Charlie Jane Anders’ writing makes this book so very accessible. It is often said that it is very difficult to make something look easy. Anders’ previous experience in writing and living as transgender in a geek work might be the effort that makes this book a joy to read. My only real criticism is that this is very much a book of the moment. It does read, sometimes, as an ‘issue-of-the-day’ book, exemplified by the use of terms such as mansplaining. If some words and ideas fail to establish themselves beyond the zeitgeist, it could date the book quickly. The dialogue occasionally straddles the faddish and the genius. When it works, it is very naturalistic and honest, especially in the relationship scenes. Other times it is witty, which kinds of covers up some clunky exposition about wormholes and doomsday machines and such like. Which brings me to the world building. Considering that the world is going to an environmental and political hell-in-a-handbasket and considering that there are numerous complex muddy characters, there’s a significant lack of exposition. Characters don’t explain everything, either. When Patricia and Laurence are talking about dimensions, they both agree it is like the concept of Plato’s Cave. Anders doesn’t feel the need to explain that to the reader. She has faith in them that the either know, or they’ll go and look it up. This is common throughout. Certainly, there are hardly any info-dumps. Another one of the reasons why this book works. The superstorm (the main subtext is climate change) has devastating effects, for example, but Anders doesn’t tell us from a distance. It impacts characters’ lives, not just at the moment, but later in the book too.
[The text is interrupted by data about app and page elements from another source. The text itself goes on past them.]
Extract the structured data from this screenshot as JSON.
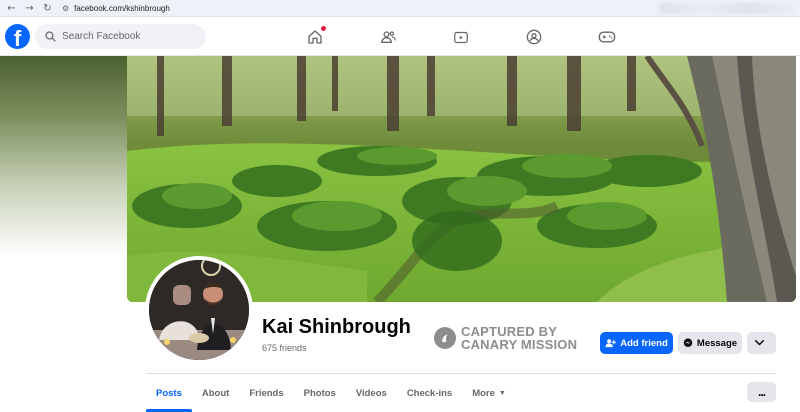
{
  "browser": {
    "back_icon": "←",
    "forward_icon": "→",
    "reload_icon": "↻",
    "site_icon": "⚙",
    "url": "facebook.com/kshinbrough"
  },
  "header": {
    "logo": "f",
    "search_placeholder": "Search Facebook",
    "nav_icons": [
      "home-icon",
      "friends-icon",
      "watch-icon",
      "groups-icon",
      "gaming-icon"
    ]
  },
  "profile": {
    "name": "Kai Shinbrough",
    "friends": "675 friends",
    "stamp_line1": "CAPTURED BY",
    "stamp_line2": "CANARY MISSION",
    "add_friend_label": "Add friend",
    "message_label": "Message"
  },
  "tabs": {
    "items": [
      "Posts",
      "About",
      "Friends",
      "Photos",
      "Videos",
      "Check-ins"
    ],
    "more_label": "More",
    "caret": "▼",
    "overflow_label": "..."
  },
  "colors": {
    "brand": "#0866ff",
    "secondary_button": "#e4e6eb",
    "stamp": "#8d8d8d"
  }
}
Laurence makes a sacrifice that reminded me a little of Will and Lyra make at the conclusion of His Dark Materials. This passage elevates All the birds in the sky beyond just an interesting and successful endeavour in genre-busting speculative fiction, and into the realms of simply great storytelling. It’s what tugs on the heartstrings and moves the story beyond a clever entertainment. This book, it turns out then, isn’t about boy meets girl or magic versus science. It is not a fantasy; not a science fiction. It is a genre label-free zone. And it’s about all the messy, muddy colours that human lives actually are, and the natural if not vital conflicts within relationships.